The work of the architect Pietro Nobile (1774–1854) influenced Classicist architecture in Istria, Austria and Bohemia. His works and the professional positions he held roughly until the bourgeois revolution of 1848 fundamentally shaped the development of architecture in the Habsburg Empire. This research project focuses on Nobile’s conception of Classicism, which combines a polytechnic approach with the architectural theories of Vitruvius, Palladio and Vignola. Remarkably, this conception of architecture contributed to the development of early historicism and yet also motivated the rejection of Nobile’s work by subsequent generations.

Nobile was trained in Rome at a time when Italy was strongly influenced by the Napoleonic style. In 1811, he entered the service of Emperor Francis II/I and from 1818 onwards he spent approximately three decades as the director of the School of Architecture of the Academy of Fine Arts in Vienna.

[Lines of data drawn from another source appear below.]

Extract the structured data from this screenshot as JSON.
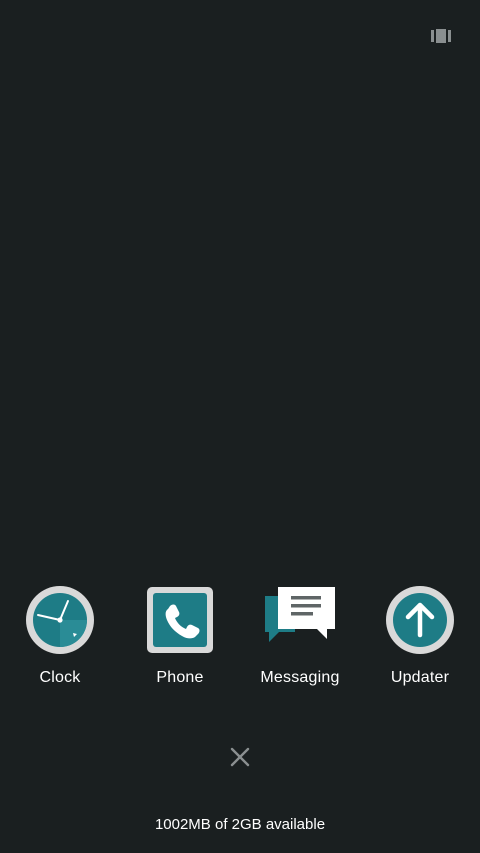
{
  "recents": {
    "layout_toggle_icon": "view-carousel-icon",
    "apps": [
      {
        "label": "Clock",
        "icon": "clock-icon"
      },
      {
        "label": "Phone",
        "icon": "phone-icon"
      },
      {
        "label": "Messaging",
        "icon": "messaging-icon"
      },
      {
        "label": "Updater",
        "icon": "upload-arrow-icon"
      }
    ],
    "close_all_icon": "close-icon",
    "memory_status": "1002MB of 2GB available"
  },
  "colors": {
    "background": "#1a1f20",
    "teal": "#1e7c86",
    "icon_ring": "#d9d9d9",
    "muted_icon": "#8a8f90"
  }
}
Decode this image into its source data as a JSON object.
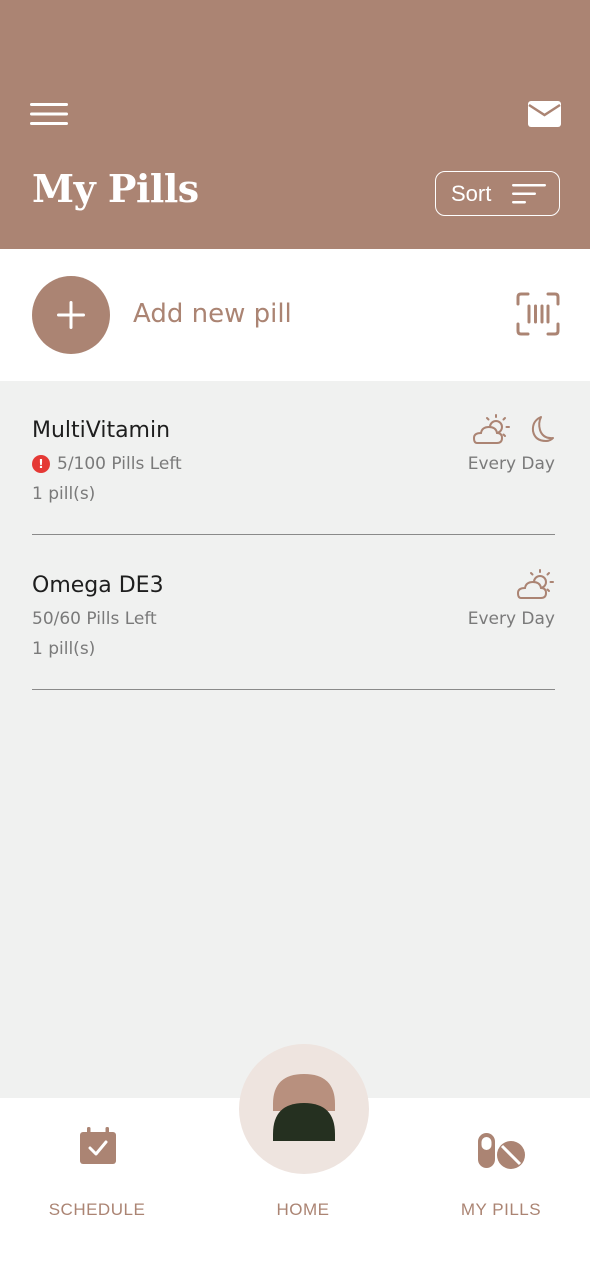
{
  "header": {
    "title": "My Pills",
    "sort_label": "Sort",
    "menu_icon": "hamburger-menu-icon",
    "mail_icon": "envelope-icon",
    "background": "#ab8473"
  },
  "add_row": {
    "label": "Add new pill",
    "add_icon": "plus-icon",
    "scan_icon": "barcode-scan-icon"
  },
  "pills": [
    {
      "name": "MultiVitamin",
      "pills_left": "5/100 Pills Left",
      "low_stock_warning": true,
      "dose": "1 pill(s)",
      "frequency": "Every Day",
      "times": [
        "sun-cloud-icon",
        "moon-icon"
      ]
    },
    {
      "name": "Omega DE3",
      "pills_left": "50/60 Pills Left",
      "low_stock_warning": false,
      "dose": "1 pill(s)",
      "frequency": "Every Day",
      "times": [
        "sun-cloud-icon"
      ]
    }
  ],
  "nav": {
    "schedule": "SCHEDULE",
    "home": "HOME",
    "my_pills": "MY PILLS"
  },
  "colors": {
    "accent": "#ab8473",
    "warning": "#e53935",
    "list_background": "#f0f1f0",
    "home_circle": "#eee4df",
    "home_dark": "#253020"
  }
}
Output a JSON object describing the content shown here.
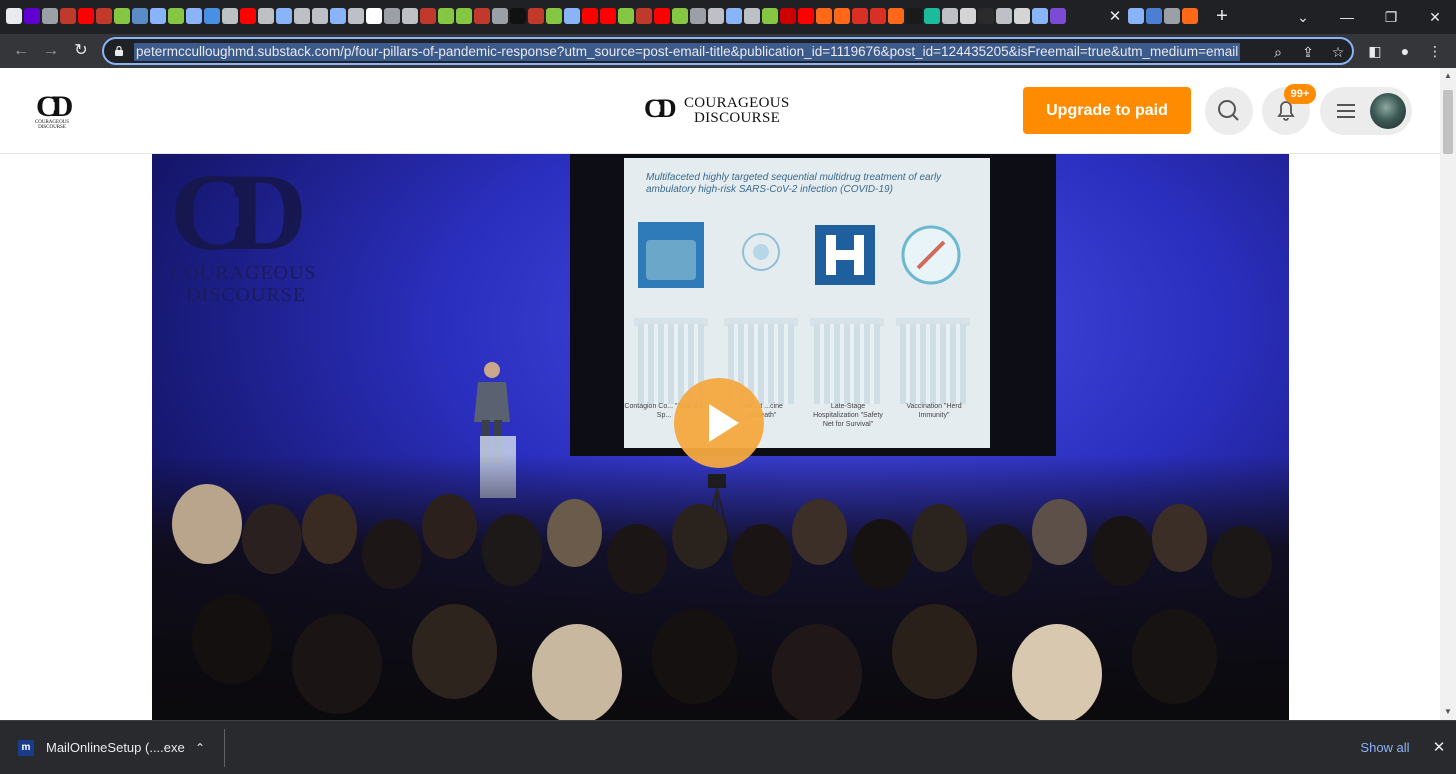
{
  "browser": {
    "url": "petermcculloughmd.substack.com/p/four-pillars-of-pandemic-response?utm_source=post-email-title&publication_id=1119676&post_id=124435205&isFreemail=true&utm_medium=email",
    "tab_favicons": [
      "chrome",
      "yahoo",
      "lit",
      "bi",
      "youtube",
      "bi",
      "rumble",
      "shield",
      "dots",
      "rumble",
      "dots",
      "grid",
      "globe",
      "youtube",
      "globe",
      "dots",
      "globe",
      "globe",
      "search",
      "globe",
      "google",
      "lit",
      "globe",
      "bi",
      "rumble",
      "rumble",
      "bi",
      "lit",
      "dark",
      "bi",
      "rumble",
      "dots",
      "youtube",
      "youtube",
      "rumble",
      "bi",
      "youtube",
      "rumble",
      "lit",
      "globe",
      "search",
      "globe",
      "rumble",
      "cnn",
      "youtube",
      "substack",
      "substack",
      "flag",
      "flag",
      "substack",
      "circle",
      "g",
      "globe",
      "medal",
      "ei",
      "globe",
      "medal",
      "search",
      "email",
      "active"
    ],
    "tab_favicons_after_active": [
      "dots",
      "atom",
      "lit",
      "substack"
    ],
    "colors": {
      "tab_strip": "#202124",
      "toolbar": "#35363a",
      "omnibox_focus": "#8ab4f8"
    }
  },
  "site": {
    "logo_small_text": "COURAGEOUS DISCOURSE",
    "logo_mark": "CD",
    "logo_name_line1": "COURAGEOUS",
    "logo_name_line2": "DISCOURSE",
    "upgrade_label": "Upgrade to paid",
    "notification_badge": "99+",
    "accent_color": "#ff8c00"
  },
  "video": {
    "wall_logo_mark": "CD",
    "wall_text1": "COURAGEOUS",
    "wall_text2": "DISCOURSE",
    "slide_title": "Multifaceted highly targeted sequential multidrug treatment of early ambulatory high-risk SARS-CoV-2 infection (COVID-19)",
    "pillars": [
      {
        "label": "Contagion Co... \"Stop the Sp..."
      },
      {
        "label": "...me ...t ...cine ...n/Death\""
      },
      {
        "label": "Late-Stage Hospitalization \"Safety Net for Survival\""
      },
      {
        "label": "Vaccination \"Herd Immunity\""
      }
    ],
    "play_color": "#f4a940"
  },
  "downloads": {
    "filename": "MailOnlineSetup (....exe",
    "show_all": "Show all"
  }
}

Hitherto, art history on Pietro Nobile has mainly concentrated on his Italian works, while his works in Austria, Bohemia and other Habsburg lands have largely remained neglected. As an educator, Nobile advocated a conception of Classicism the specific qualities of which were extremely influential for other buildings of his time but have largely been overlooked by scholars. Hence the present research project seeks to characterise the local background to Nobile’s works especially in Italy, Austria and Bohemia in order to understand his adversaries’ reactions to his efforts to introduce principles of polytechnic practice to academic education.

Furthermore, the project aims to examine various perspectives on the phenomenon of Pietro Nobile, to complete the index of his works and to trace his influence on the development of early historicism. This research on the different forms of Classicism will enable a better understanding of the development and expression of Classicist architecture in the Habsburg Empire.